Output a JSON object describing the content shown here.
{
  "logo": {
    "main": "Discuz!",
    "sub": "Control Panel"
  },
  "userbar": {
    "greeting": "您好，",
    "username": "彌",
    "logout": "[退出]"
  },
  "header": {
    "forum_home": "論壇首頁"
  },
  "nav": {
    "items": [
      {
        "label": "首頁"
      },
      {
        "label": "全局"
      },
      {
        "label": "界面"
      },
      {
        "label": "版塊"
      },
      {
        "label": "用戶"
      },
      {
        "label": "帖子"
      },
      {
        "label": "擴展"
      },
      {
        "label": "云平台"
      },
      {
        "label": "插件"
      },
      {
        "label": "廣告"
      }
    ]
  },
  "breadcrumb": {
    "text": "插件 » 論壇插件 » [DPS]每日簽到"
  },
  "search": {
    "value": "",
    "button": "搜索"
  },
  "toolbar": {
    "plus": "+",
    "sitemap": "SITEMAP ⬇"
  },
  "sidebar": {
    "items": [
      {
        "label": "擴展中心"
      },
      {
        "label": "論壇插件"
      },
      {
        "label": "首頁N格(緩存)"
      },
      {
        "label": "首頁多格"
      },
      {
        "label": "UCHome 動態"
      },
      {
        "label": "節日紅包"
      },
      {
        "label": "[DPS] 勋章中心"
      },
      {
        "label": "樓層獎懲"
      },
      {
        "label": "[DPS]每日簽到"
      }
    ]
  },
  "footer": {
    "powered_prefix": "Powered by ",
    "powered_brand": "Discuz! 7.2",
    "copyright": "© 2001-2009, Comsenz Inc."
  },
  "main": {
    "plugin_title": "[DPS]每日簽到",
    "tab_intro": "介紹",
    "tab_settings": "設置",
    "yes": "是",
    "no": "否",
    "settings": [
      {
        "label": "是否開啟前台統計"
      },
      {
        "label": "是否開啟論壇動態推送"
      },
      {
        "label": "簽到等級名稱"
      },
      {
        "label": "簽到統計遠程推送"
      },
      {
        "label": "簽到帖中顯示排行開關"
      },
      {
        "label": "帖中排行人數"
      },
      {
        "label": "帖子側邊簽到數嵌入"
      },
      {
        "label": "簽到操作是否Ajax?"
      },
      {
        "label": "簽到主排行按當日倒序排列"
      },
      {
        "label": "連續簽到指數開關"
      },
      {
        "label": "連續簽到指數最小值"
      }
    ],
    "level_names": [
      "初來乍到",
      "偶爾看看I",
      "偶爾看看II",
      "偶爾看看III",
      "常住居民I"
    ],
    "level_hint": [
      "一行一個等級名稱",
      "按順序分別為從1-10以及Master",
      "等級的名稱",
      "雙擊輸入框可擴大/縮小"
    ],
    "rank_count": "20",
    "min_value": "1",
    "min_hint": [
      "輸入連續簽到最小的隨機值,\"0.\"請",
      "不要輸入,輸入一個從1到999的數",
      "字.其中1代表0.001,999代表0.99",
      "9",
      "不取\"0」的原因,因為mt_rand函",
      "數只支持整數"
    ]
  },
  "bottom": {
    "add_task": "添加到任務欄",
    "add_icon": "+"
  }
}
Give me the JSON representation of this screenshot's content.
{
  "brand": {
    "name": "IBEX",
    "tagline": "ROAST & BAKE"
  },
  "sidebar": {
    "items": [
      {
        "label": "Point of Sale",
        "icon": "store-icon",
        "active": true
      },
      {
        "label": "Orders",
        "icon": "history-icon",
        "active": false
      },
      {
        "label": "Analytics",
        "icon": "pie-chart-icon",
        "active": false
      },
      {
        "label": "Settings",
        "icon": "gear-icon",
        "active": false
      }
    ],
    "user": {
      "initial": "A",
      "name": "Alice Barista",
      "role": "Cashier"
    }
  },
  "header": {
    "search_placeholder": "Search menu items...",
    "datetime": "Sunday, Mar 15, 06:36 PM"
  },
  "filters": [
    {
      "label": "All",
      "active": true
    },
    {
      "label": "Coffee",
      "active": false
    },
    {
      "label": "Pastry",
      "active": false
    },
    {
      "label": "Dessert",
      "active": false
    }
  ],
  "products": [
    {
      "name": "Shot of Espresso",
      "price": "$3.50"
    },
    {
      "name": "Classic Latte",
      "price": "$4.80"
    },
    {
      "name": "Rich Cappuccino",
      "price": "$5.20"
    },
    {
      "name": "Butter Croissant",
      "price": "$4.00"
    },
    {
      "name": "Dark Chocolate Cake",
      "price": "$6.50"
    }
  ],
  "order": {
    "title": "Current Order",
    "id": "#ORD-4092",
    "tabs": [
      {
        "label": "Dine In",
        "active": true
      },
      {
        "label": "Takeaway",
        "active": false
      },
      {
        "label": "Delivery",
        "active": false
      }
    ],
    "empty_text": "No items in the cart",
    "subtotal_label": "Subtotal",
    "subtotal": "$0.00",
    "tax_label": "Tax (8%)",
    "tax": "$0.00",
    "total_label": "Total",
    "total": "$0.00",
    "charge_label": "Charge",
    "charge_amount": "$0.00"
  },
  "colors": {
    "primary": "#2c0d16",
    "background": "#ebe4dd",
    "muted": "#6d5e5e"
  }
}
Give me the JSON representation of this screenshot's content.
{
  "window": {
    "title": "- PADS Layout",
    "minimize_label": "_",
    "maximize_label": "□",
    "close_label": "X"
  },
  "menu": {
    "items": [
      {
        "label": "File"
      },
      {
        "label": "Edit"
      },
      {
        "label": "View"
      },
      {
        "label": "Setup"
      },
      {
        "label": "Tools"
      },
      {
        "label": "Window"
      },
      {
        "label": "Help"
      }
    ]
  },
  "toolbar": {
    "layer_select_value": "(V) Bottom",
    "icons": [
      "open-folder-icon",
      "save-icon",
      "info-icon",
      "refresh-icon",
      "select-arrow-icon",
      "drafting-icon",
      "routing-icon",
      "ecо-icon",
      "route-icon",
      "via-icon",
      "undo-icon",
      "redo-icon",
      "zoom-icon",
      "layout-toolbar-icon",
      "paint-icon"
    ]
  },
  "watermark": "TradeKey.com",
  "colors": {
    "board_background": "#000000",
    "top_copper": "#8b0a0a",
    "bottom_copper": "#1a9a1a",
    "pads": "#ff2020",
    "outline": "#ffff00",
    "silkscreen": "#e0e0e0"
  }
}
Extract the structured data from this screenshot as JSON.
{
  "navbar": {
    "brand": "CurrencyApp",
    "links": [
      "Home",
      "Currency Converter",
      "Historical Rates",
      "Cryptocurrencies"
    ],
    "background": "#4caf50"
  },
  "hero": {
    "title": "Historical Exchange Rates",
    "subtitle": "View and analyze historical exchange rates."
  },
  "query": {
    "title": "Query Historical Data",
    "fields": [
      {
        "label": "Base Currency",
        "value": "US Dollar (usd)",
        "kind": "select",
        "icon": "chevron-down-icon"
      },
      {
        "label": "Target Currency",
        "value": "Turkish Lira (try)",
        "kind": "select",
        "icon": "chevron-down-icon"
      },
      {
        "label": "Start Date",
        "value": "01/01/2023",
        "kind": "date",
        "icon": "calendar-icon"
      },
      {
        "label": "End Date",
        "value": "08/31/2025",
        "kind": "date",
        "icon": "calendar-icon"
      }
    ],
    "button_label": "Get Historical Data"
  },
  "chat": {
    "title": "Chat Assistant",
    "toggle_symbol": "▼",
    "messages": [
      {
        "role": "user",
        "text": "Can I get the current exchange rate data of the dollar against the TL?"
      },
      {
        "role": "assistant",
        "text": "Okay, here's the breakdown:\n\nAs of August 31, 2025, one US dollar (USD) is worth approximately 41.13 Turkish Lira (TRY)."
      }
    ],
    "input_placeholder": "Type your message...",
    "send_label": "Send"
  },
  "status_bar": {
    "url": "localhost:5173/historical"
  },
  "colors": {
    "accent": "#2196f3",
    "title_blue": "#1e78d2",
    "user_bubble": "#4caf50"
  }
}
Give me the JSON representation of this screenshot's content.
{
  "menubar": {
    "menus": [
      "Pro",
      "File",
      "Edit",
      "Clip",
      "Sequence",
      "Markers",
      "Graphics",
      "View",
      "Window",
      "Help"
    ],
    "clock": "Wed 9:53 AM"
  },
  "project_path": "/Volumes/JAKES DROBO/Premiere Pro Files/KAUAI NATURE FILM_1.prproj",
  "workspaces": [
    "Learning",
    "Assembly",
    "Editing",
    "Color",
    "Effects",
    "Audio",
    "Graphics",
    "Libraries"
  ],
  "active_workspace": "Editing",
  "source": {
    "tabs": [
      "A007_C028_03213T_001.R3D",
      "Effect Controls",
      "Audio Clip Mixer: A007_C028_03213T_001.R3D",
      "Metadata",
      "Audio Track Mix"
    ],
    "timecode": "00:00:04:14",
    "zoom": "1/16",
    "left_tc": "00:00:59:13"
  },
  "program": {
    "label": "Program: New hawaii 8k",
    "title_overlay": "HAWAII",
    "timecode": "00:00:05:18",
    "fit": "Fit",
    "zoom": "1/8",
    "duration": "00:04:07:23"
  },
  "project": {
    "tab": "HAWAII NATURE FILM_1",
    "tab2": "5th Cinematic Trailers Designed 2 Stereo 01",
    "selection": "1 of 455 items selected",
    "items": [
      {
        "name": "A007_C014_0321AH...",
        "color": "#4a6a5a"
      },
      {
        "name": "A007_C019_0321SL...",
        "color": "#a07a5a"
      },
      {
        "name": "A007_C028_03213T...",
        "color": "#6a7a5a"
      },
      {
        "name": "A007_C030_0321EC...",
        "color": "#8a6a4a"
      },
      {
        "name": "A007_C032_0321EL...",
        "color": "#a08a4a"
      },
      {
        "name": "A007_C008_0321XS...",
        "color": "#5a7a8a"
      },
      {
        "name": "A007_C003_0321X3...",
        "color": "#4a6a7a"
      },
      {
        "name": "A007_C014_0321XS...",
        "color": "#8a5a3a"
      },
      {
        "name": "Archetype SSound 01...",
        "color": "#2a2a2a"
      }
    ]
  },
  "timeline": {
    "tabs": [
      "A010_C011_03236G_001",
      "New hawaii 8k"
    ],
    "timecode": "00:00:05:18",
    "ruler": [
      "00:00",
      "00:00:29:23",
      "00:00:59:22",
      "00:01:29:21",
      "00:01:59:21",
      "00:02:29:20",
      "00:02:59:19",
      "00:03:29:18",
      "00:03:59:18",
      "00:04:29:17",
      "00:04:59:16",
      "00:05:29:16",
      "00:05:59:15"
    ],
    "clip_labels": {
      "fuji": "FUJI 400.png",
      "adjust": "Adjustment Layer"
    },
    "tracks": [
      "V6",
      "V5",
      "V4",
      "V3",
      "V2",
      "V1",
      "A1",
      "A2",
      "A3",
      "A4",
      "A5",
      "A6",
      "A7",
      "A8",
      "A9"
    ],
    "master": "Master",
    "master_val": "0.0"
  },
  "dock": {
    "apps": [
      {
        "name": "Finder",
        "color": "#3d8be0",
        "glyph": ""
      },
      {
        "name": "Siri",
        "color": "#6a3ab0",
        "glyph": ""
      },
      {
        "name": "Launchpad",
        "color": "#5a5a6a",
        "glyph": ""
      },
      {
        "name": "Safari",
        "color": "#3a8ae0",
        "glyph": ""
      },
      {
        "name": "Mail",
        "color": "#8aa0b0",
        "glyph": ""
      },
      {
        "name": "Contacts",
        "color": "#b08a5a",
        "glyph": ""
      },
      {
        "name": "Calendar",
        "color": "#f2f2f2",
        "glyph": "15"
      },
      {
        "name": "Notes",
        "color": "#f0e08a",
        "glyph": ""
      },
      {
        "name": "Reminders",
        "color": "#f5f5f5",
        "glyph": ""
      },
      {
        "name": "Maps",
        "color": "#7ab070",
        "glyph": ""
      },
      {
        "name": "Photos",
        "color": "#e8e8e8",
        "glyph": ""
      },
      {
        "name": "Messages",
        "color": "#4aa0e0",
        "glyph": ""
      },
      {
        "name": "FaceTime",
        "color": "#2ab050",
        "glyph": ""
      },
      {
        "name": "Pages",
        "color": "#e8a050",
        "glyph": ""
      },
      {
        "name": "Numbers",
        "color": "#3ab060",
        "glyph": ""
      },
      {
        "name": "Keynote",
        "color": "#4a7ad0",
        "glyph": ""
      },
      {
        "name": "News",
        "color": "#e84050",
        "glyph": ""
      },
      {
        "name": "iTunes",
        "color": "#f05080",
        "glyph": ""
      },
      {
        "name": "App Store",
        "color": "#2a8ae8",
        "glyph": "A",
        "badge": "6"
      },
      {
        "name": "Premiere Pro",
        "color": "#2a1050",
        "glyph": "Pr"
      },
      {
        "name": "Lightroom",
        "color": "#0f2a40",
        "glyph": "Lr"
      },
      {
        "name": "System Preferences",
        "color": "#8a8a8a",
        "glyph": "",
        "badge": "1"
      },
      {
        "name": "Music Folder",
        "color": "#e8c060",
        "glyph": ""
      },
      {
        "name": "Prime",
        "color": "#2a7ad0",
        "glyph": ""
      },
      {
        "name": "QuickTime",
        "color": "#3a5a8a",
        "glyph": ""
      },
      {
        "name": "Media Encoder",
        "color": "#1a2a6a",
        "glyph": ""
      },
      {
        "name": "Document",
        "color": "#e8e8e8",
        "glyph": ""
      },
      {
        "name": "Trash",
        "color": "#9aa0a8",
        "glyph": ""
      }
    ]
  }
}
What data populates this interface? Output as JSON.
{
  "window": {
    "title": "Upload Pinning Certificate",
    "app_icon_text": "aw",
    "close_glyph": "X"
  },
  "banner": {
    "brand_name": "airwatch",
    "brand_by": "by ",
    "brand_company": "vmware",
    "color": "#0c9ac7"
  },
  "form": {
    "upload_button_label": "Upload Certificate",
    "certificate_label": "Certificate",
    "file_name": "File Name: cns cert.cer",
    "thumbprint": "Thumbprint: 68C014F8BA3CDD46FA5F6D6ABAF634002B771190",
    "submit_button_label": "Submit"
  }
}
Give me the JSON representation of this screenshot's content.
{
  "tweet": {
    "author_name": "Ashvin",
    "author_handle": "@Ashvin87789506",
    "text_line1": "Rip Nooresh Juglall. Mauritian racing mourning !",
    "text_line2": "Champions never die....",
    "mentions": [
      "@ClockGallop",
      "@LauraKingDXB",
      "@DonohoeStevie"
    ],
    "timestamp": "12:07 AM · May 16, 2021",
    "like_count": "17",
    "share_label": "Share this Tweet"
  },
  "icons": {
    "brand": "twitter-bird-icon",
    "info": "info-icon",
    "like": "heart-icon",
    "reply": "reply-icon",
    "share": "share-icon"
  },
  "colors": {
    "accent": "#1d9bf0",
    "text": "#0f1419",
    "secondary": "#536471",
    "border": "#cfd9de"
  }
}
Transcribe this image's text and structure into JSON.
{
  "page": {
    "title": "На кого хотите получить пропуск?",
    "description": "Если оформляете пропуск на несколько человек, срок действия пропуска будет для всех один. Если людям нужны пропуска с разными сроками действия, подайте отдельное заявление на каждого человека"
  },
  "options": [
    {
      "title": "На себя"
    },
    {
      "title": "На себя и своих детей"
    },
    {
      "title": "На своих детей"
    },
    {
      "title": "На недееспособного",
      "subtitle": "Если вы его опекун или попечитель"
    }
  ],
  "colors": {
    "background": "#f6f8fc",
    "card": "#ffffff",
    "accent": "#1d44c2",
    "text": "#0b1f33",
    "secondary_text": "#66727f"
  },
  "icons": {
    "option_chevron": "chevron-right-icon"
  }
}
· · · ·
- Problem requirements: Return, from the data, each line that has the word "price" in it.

- Answer section:
      "price": "$3.50"
      "price": "$4.80"
      "price": "$5.20"
      "price": "$4.00"
      "price": "$6.50"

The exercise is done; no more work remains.